* What the exercise asks *
Look through the listing and report every line that has "ВИДЕО" in it.

* Material shown *
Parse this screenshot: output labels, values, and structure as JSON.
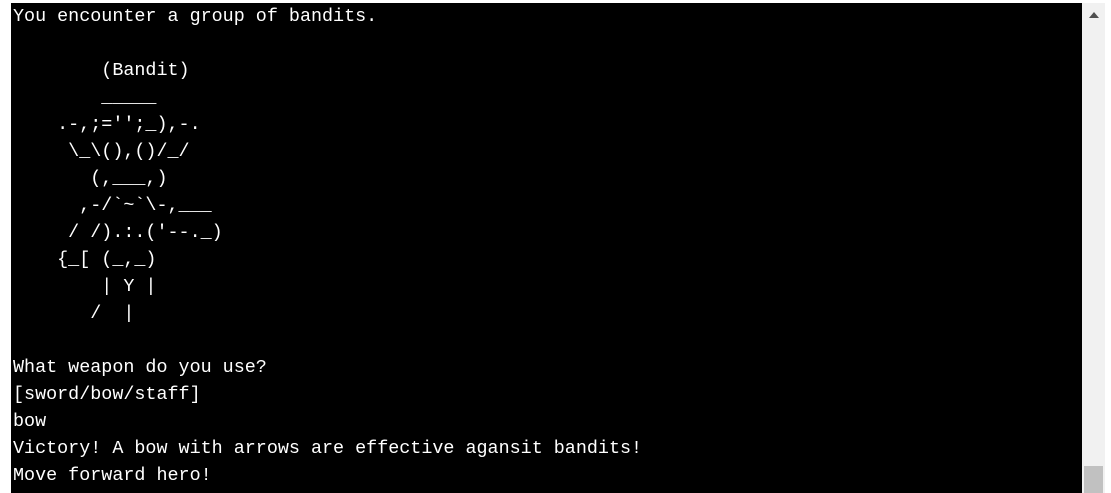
{
  "terminal": {
    "background": "#000000",
    "foreground": "#ffffff",
    "lines": [
      "You encounter a group of bandits.",
      "",
      "        (Bandit)",
      "        _____",
      "    .-,;='';_),-.",
      "     \\_\\(),()/_/",
      "       (,___,)",
      "      ,-/`~`\\-,___",
      "     / /).:.('--._)",
      "    {_[ (_,_)",
      "        | Y |",
      "       /  |",
      "",
      "What weapon do you use?",
      "[sword/bow/staff]",
      "bow",
      "Victory! A bow with arrows are effective agansit bandits!",
      "Move forward hero!"
    ]
  },
  "scrollbar": {
    "up_arrow_icon": "triangle-up-icon",
    "position": "bottom"
  }
}
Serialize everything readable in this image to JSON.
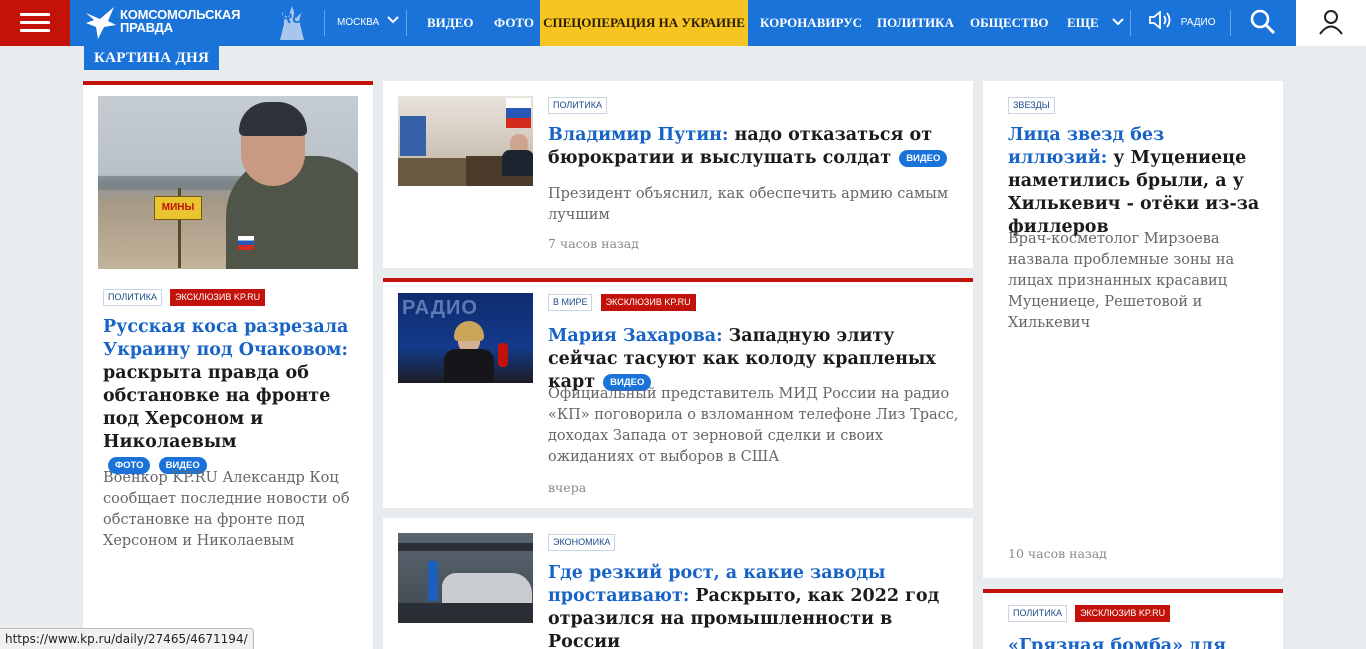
{
  "header": {
    "logo_line1": "КОМСОМОЛЬСКАЯ",
    "logo_line2": "ПРАВДА",
    "logo_ru": ".RU",
    "city": "МОСКВА",
    "nav": [
      "ВИДЕО",
      "ФОТО"
    ],
    "special": "СПЕЦОПЕРАЦИЯ НА УКРАИНЕ",
    "nav2": [
      "КОРОНАВИРУС",
      "ПОЛИТИКА",
      "ОБЩЕСТВО"
    ],
    "more": "ЕЩЕ",
    "radio": "РАДИО",
    "colors": {
      "brand_blue": "#1a73d9",
      "brand_red": "#c3120a",
      "special_yellow": "#f6c522"
    }
  },
  "section_label": "КАРТИНА ДНЯ",
  "main_story": {
    "tags": [
      "ПОЛИТИКА"
    ],
    "exclusive": "ЭКСКЛЮЗИВ KP.RU",
    "sign_text": "МИНЫ",
    "headline_blue": "Русская коса разрезала Украину под Очаковом:",
    "headline_rest": " раскрыта правда об обстановке на фронте под Херсоном и Николаевым",
    "badges": [
      "ФОТО",
      "ВИДЕО"
    ],
    "lead": "Военкор KP.RU Александр Коц сообщает последние новости об обстановке на фронте под Херсоном и Николаевым"
  },
  "stories": [
    {
      "tag": "ПОЛИТИКА",
      "headline_blue": "Владимир Путин:",
      "headline_rest": " надо отказаться от бюрократии и выслушать солдат",
      "badge": "ВИДЕО",
      "lead": "Президент объяснил, как обеспечить армию самым лучшим",
      "time": "7 часов назад"
    },
    {
      "tag": "В МИРЕ",
      "exclusive": "ЭКСКЛЮЗИВ KP.RU",
      "image_caption": "РАДИО",
      "headline_blue": "Мария Захарова:",
      "headline_rest": " Западную элиту сейчас тасуют как колоду крапленых карт",
      "badge": "ВИДЕО",
      "lead": "Официальный представитель МИД России на радио «КП» поговорила о взломанном телефоне Лиз Трасс, доходах Запада от зерновой сделки и своих ожиданиях от выборов в США",
      "time": "вчера"
    },
    {
      "tag": "ЭКОНОМИКА",
      "headline_blue": "Где резкий рост, а какие заводы простаивают:",
      "headline_rest": " Раскрыто, как 2022 год отразился на промышленности в России"
    }
  ],
  "side_story": {
    "tag": "ЗВЕЗДЫ",
    "headline_blue": "Лица звезд без иллюзий:",
    "headline_rest": " у Муцениеце наметились брыли, а у Хилькевич - отёки из-за филлеров",
    "lead": "Врач-косметолог Мирзоева назвала проблемные зоны на лицах признанных красавиц Муцениеце, Решетовой и Хилькевич",
    "time": "10 часов назад"
  },
  "side_story2": {
    "tag": "ПОЛИТИКА",
    "exclusive": "ЭКСКЛЮЗИВ KP.RU",
    "headline_blue": "«Грязная бомба» для"
  },
  "status_url": "https://www.kp.ru/daily/27465/4671194/"
}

* Answer area *
      "ВИДЕО",
      "ВИДЕО"
      "badge": "ВИДЕО",
      "badge": "ВИДЕО",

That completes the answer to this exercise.